MOSCOW, August 7 (Itar-Tass) - Russian experts are moderately optimistic about US President Barack Obama’s consent to take part in the G20 summit in St. Petersburg due in September. In the wake of Russia’s refusal to extradite runaway CIA employee Edward Snowden and the decision to grant him temporary asylum in Russia some officials in Washington called for moving the G20 summit elsewhere or sending the US vice-president to St. Petersburg instead. In the NBC’s Tonight Show on Tuesday Obama told the host, Jay Leno, he was going to the G20 summit in Russia personally.

Chief of the International Security Center at the Institute of World Economy and International Relations (IMEMO) under the Russian Academy of Sciences, Alexei Arbatov, told ITAR-TASS in an interview Obama’s decision was a “manifestation of statesmanship.” “Obama is going to come to St. Petersburg in defiance of the tremendous pressures from the Republicans, the press and the public,” Arbatov said.

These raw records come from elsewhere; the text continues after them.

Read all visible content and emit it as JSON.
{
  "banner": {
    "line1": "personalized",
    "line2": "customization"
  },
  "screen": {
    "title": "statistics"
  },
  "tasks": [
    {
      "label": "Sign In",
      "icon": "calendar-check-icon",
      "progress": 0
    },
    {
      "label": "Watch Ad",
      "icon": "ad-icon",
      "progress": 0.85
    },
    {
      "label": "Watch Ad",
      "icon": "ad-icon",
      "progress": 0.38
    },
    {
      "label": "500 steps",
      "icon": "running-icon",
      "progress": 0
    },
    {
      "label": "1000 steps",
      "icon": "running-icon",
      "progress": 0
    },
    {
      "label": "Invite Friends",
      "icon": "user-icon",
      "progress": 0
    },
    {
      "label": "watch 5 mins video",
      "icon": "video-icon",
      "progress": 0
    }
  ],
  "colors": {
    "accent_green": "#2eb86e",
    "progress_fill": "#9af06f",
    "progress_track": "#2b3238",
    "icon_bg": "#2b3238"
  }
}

As for the plans for a Putin-Obama meeting in Moscow, the White House has just canceled it. US deputy presidential national security adviser Ben Rhodes said Russia’s decision to grant temporary asylum to Edward Snowden has complicated the already no simple US-Russian relations. The US keeps working with Russia on likely points of agreement. But in the opinion of the president and his team this summit is impossible in the current conditions, Rhodes said. The Kremlin has responded an expression of regret.

Arbatov believes that the real obstacle to Putin’s meeting with Obama is not the Snowden affair, but the general stagnation of Russian-US relations. Russia and the United States are unable to formulate a common position not only on the settlement in Syria, but on such global affairs as nuclear disarmament,” the analyst said.

The director of the US and Canada Studies Institute under the Russian Academy of Sciences, Sergei Rogov, has told ITAR-TASS in an interview Russia-US relations are in a very grave state.

“The Snowden row has turned into a factor for sharp complication of cooperation and put a big question mark over the beginning of a new phase of resetting. At their recent meeting on the sidelines of the G8 summit Putin and Obama agreed on a number of joint projects in the military-strategic sphere and in the economy. It remains unclear whether this agenda will be discussed. A great deal will depend on the forthcoming meeting of Russian and US foreign and defense ministers, Sergei Lavrov and John Kerry and Sergei Shoigu and Chuck Hagel due on Friday, Rogov said. “As long as Snowden is in Russia, it will be very risky for Obama to meet with Putin, because both the Republicans and the Democrats will tear him to pieces. In particular, this is true of Hillary Clinton, who hopes to contest the US presidency,” Rogov said. “Obama has to bear that in mind.”

The president of the Foreign and Defense Policy Council, Fyodor Lukyanov, has told Itar-Tass that in his opinion Obama and Putin may have a quick encounter on the sidelines of the G20 summit in St. Petersburg. Lukyanov, the editor-in-chief of Russia in Global Affairs magazine, speculates that there may be only a brief meeting of Russian and US presidents, because the tensions over the Snowden case are still high.

“As long as the former CIA employee is in Russia, one can hardly expect anything good in bilateral relations. So a Putin-Obama meeting may be only a token, ritual one. They have no common agenda.” Asked by ITAR-TASS if he was a pessimist, Lukyanov replied, “I am a realist.